REQUIRED WORK => Search the records for the string "name", and show each line where it appears.

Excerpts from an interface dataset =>
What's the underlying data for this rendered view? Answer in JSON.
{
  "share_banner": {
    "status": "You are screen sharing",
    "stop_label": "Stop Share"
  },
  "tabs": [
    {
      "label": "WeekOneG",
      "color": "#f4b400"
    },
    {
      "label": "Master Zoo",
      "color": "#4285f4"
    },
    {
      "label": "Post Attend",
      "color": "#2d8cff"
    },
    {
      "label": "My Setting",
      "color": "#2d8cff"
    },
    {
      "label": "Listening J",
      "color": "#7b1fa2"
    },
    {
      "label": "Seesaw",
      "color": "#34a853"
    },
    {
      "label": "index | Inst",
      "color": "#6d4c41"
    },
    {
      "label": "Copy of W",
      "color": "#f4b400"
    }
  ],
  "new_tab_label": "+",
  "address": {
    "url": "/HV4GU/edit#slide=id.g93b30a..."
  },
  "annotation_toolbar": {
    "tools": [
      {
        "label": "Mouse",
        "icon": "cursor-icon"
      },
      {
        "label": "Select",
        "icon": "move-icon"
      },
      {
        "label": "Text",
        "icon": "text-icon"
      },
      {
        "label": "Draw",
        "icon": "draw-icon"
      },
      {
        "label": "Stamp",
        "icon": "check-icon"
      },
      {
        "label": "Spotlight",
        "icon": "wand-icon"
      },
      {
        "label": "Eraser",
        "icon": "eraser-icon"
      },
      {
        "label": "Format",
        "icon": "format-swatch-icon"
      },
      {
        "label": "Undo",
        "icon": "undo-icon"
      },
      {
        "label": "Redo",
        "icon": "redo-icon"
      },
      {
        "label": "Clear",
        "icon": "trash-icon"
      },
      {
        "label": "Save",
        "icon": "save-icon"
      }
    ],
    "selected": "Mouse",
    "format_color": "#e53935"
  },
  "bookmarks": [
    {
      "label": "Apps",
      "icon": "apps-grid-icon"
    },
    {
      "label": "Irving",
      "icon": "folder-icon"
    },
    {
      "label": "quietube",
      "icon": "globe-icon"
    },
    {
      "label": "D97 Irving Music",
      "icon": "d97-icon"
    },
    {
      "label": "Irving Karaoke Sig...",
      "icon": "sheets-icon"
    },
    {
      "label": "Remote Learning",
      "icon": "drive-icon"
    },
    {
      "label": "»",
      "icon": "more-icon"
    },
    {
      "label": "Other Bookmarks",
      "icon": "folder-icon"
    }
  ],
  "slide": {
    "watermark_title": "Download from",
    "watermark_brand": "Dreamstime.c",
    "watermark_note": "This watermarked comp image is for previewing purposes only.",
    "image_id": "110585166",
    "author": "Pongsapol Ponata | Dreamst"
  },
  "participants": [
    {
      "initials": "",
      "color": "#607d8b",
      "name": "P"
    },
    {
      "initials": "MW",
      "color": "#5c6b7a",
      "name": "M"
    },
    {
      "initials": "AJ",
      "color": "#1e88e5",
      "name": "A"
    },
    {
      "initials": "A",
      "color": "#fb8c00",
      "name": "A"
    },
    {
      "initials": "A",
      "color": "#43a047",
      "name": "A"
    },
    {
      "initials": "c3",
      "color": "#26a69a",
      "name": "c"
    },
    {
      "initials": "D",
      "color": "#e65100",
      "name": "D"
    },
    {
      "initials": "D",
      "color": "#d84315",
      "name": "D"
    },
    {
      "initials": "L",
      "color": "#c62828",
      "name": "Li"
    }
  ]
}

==

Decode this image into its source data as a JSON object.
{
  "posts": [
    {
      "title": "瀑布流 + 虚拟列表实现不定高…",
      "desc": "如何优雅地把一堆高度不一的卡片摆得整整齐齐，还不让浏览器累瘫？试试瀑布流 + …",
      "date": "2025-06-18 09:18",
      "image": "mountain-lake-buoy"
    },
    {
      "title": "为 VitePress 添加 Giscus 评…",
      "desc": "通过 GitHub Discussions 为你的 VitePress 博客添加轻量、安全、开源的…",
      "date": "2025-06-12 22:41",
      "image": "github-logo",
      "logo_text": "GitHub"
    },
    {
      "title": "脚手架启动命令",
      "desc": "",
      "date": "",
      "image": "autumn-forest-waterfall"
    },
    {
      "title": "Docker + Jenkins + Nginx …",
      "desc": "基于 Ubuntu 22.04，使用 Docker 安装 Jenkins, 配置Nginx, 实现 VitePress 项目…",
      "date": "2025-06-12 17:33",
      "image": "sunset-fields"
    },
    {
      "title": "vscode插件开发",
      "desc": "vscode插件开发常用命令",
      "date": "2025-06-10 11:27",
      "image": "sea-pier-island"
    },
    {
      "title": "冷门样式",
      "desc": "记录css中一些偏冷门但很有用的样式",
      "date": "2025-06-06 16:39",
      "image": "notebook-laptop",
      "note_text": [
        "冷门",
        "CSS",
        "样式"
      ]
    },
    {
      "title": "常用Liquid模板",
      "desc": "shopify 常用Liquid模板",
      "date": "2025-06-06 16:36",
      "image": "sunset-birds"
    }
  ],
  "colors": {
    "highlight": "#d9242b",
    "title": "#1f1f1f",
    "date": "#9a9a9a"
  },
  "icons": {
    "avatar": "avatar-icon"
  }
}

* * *

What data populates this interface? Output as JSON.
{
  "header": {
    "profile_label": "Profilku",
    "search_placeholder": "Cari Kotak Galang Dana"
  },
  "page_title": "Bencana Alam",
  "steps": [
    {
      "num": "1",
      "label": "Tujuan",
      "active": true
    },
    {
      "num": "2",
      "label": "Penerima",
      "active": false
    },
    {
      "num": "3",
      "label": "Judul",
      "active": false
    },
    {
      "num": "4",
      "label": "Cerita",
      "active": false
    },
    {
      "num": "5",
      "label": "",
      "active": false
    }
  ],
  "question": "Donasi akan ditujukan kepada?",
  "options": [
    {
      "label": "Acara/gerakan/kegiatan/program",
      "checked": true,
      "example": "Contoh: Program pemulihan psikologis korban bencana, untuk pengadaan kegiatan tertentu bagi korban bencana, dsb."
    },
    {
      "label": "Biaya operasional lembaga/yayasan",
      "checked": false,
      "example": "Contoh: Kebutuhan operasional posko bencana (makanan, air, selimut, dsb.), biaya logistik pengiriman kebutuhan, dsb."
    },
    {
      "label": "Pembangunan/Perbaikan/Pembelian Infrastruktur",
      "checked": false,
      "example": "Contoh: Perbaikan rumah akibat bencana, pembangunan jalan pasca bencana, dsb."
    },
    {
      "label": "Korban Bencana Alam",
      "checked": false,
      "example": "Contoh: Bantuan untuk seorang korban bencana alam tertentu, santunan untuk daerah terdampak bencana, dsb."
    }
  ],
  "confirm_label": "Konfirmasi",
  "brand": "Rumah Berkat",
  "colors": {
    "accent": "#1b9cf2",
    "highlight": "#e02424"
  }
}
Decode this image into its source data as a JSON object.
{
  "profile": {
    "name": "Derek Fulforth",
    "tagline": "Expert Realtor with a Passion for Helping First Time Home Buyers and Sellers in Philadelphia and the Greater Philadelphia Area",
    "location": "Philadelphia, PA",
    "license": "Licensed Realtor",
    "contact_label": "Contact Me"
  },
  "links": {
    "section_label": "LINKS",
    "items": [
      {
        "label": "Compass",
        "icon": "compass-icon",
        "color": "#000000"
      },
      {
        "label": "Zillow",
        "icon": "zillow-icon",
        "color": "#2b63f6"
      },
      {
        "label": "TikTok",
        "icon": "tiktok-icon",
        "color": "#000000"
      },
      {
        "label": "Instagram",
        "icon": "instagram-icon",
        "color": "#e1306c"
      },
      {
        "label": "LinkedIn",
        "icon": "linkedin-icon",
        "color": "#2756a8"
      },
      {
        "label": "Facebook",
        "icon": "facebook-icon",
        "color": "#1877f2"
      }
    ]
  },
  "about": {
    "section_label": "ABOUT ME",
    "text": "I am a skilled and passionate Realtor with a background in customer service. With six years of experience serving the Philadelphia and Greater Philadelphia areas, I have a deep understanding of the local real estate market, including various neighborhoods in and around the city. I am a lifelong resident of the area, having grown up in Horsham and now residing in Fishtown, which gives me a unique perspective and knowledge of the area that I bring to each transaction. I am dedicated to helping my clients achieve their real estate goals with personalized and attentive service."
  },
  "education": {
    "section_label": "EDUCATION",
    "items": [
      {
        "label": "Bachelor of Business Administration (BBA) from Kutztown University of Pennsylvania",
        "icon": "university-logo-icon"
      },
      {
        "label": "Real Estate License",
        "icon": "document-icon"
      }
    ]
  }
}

ANSWER BOX =>
      "name": "P"
      "name": "M"
      "name": "A"
      "name": "A"
      "name": "A"
      "name": "c"
      "name": "D"
      "name": "D"
      "name": "Li"
    "name": "Derek Fulforth",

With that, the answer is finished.